The U.S. Supreme Court’s decision also has implications for future application of Montana’s second exception applicable to non-Indian conduct that threatens the health or welfare of an Indian tribe. Prior decisions of the Court illustrate that in order for the second Montana exception to apply, the non-member conduct must impact tribal lands and “do more than injure the tribe, it must imperil the subsistence of the tribal community. One commentator has noted that the elevated threshold for application of the second Montana exception suggests that tribal power must be necessary to avert catastrophic consequences.” Plains Commerce Bank v. Long Family Land and Cattle Co., Inc., 554 U.S. 316, 341 (2008) (internal quotations and citations omitted). Because the Court and lower courts have imposed such a high standard, relatively few cases have found tribal jurisdiction under the second Montana exception. Here, the Court’s opinion lacks the limiting language included in prior Court decisions analyzing the second exception, and applies the exception with ease and simplicity to non-Indian criminal conduct. In reaching its holding, however, the Court conflated the principles and precedent underlying tribal civil jurisdiction with those governing tribal criminal jurisdiction. By relying on Montana and its progeny, the Court has indicated that it is permissible to look to cases addressing tribal civil jurisdiction to define the boundaries of tribal criminal authority.

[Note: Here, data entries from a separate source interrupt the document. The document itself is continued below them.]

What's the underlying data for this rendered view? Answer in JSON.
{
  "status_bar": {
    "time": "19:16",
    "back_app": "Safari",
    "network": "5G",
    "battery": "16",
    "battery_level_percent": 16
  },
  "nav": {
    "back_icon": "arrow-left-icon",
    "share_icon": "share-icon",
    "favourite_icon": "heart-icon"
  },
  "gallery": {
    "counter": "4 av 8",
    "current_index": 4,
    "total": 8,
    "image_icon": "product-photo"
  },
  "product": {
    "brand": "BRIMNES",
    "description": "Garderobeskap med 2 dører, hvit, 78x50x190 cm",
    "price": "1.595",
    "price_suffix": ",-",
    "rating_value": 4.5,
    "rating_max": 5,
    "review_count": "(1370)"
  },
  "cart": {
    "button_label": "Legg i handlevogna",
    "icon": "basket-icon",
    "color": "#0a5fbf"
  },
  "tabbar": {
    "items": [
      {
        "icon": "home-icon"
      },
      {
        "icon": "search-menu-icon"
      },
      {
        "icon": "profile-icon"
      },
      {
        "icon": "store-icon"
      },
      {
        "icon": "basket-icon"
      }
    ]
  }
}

This decision is a significant step in ensuring the safety of the millions of Indians and non-Indians across the United States who reside within the exterior boundaries of a reservation. If the Court affirmed the Ninth Circuit’s opinion, it would have incentivized non-Indian criminals to conduct their illegal affairs on reservations based on the very limited authority of tribal law enforcement officers. Following Cooley, tribal law enforcement officers—often the only law enforcement officers present in vast rural areas—may lawfully stop non-Indians based on reasonable suspicion, and temporarily detain and search non-Indians based on probable cause, consistent with the standard under the Fourth Amendment.